 Increased wages, securing time off, and support for work-life balance—things that employees wished for—are items that have been emphasized, particularly by working people, in surveys in recent years, but they rank low among company policies. The same applies in reverse, as in-house training, something emphasized by companies, was not ranked highly by employees. In-house training is useful in improving both employee skills and productivity. However, it is possible that the message is not resonating with employees. In other words, in order to achieve effective retention management, it is necessary to consider the wishes of employees.
 Next, let us take a look at a specific retention management policies and cases from real companies.
2. Specific retention management policies (1)
(1) Hiring management
 The retention effects of realistic job previews have been examined. This practice is similar to the Ministry of Health, Labour and Welfare's “providing detailed explanations and information prior to hiring” (2014) mentioned above. Giving realistic job previews means companies clearly telling prospective employees what kind of work they will be doing upon being hired by that company. This means telling applicants about the experiences that many people have upon being hired, including the more negative sides. Therefore, applicants who have unrealistically high expectations before entering the company will come to tone down those expectations. This is said to have the effect of curbing the disillusionment that some feel after entering the company (a vaccine effect). Company X, a real HR services company, is as open as possible with information, saying that they make a point to inform applicants of the more difficult aspects, in particular. They have also had mid-career applicants work at the office for half or full days. (One such case resulted in the applicant not entering the company.) They say that these practices resulted in fewer resignations.

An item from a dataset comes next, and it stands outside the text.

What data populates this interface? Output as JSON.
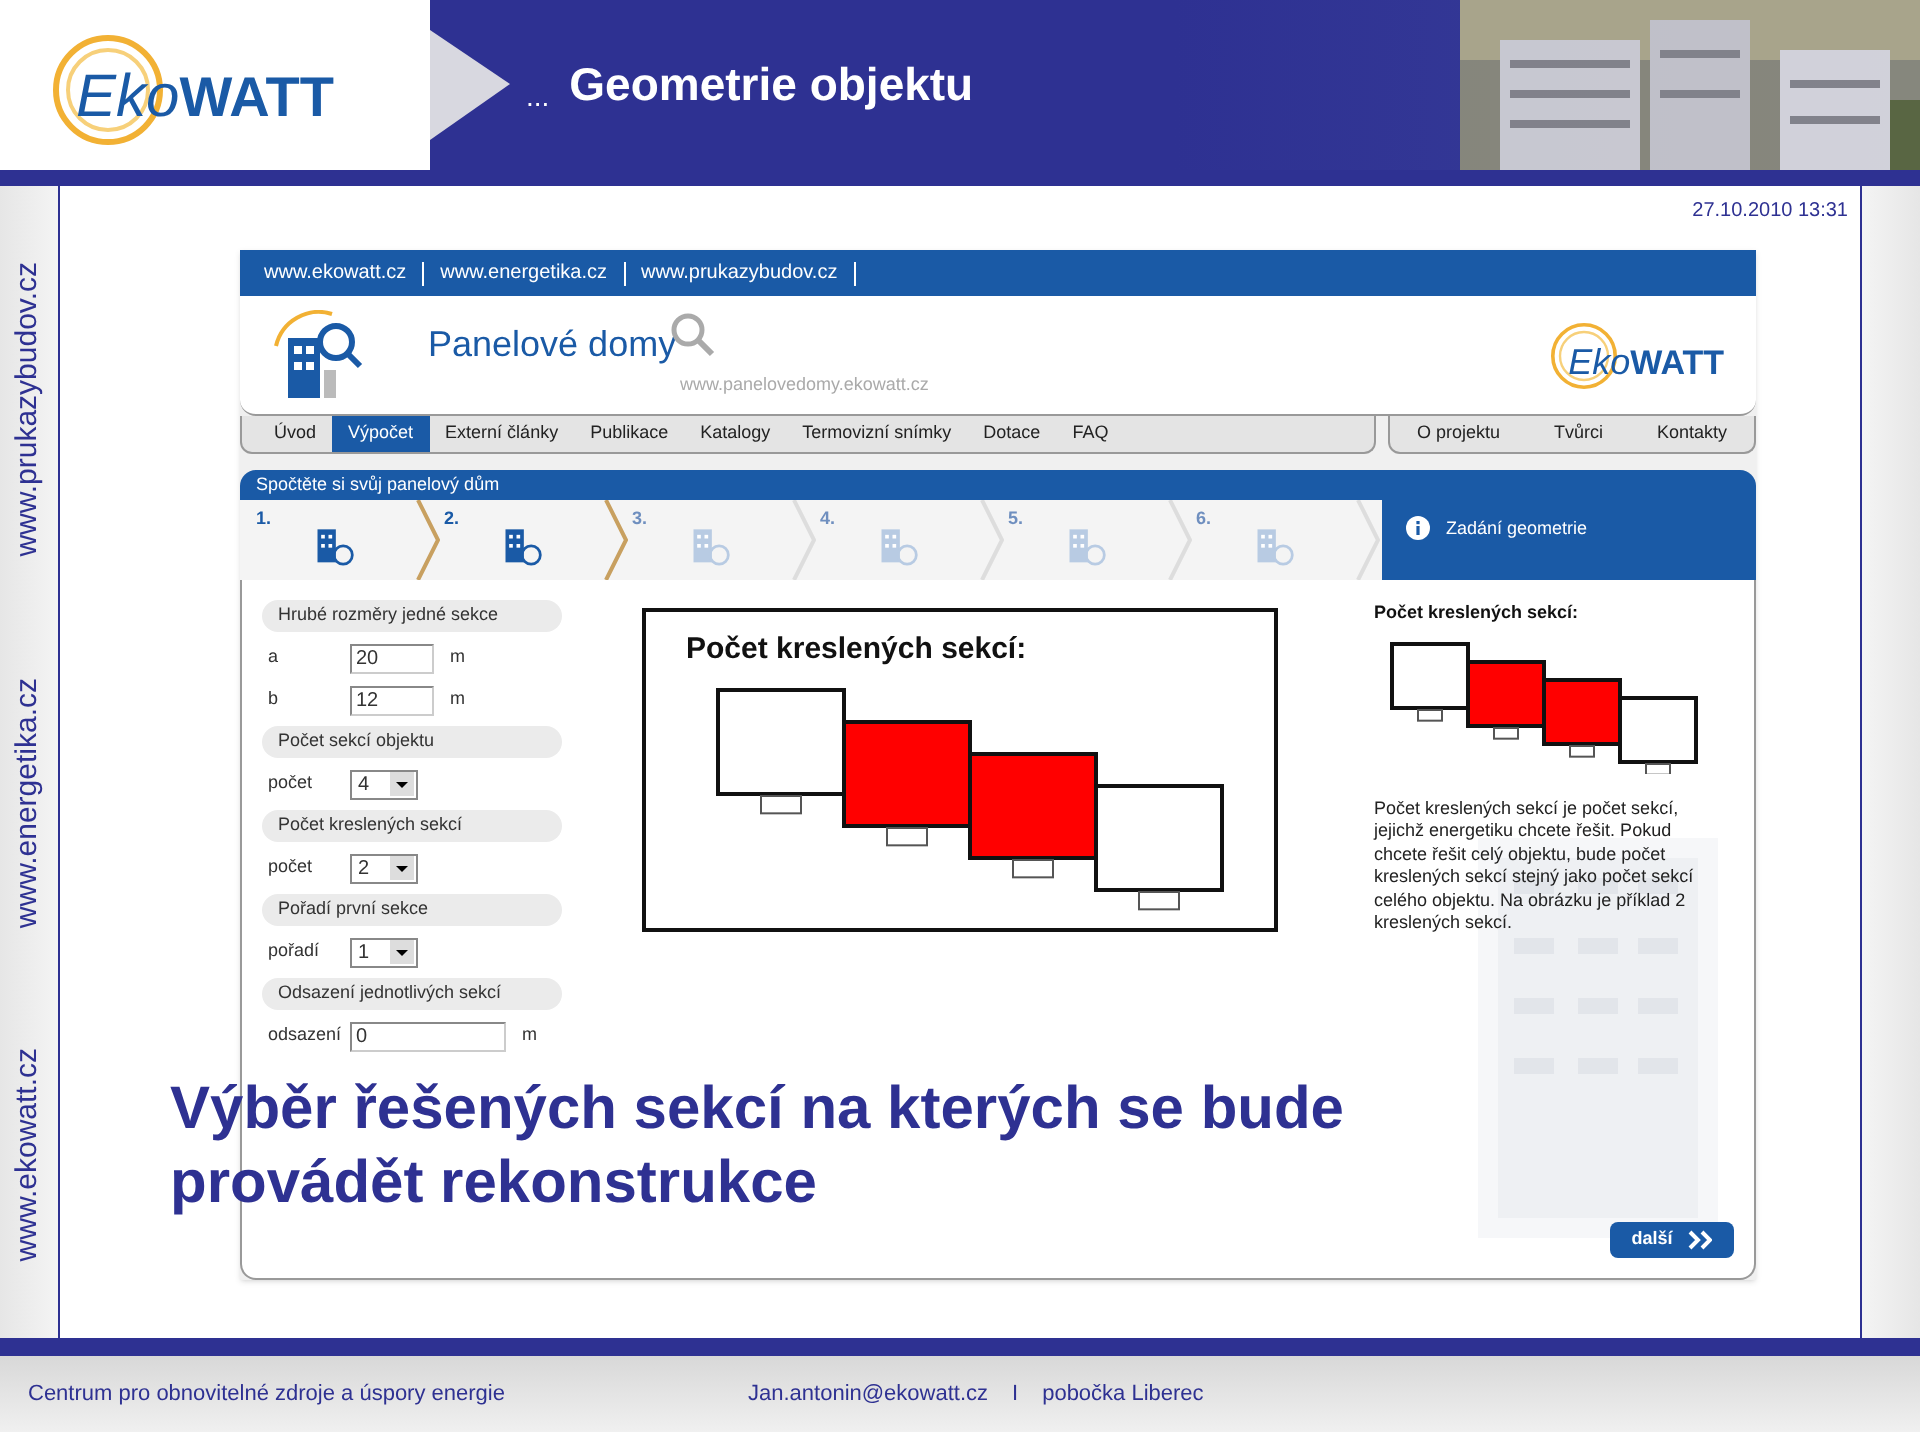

 Furthermore, such practices' relationship with careful recruitment has been analyzed. Careful recruitment means determining the human resources that companies need and hiring employees according to a plan. In many cases, this results in difficult recruitments. Company Y, a real salon chain, had a policy to hire large numbers of people, and, as a result, a large number quit. They switched to a policy in which only necessary staff was vetted, hired, and retained, and as a result, the number of resignees was reduced. However, careful recruitment is difficult to actually practice in the current situation of labor shortages, and many companies say that it is not realistic.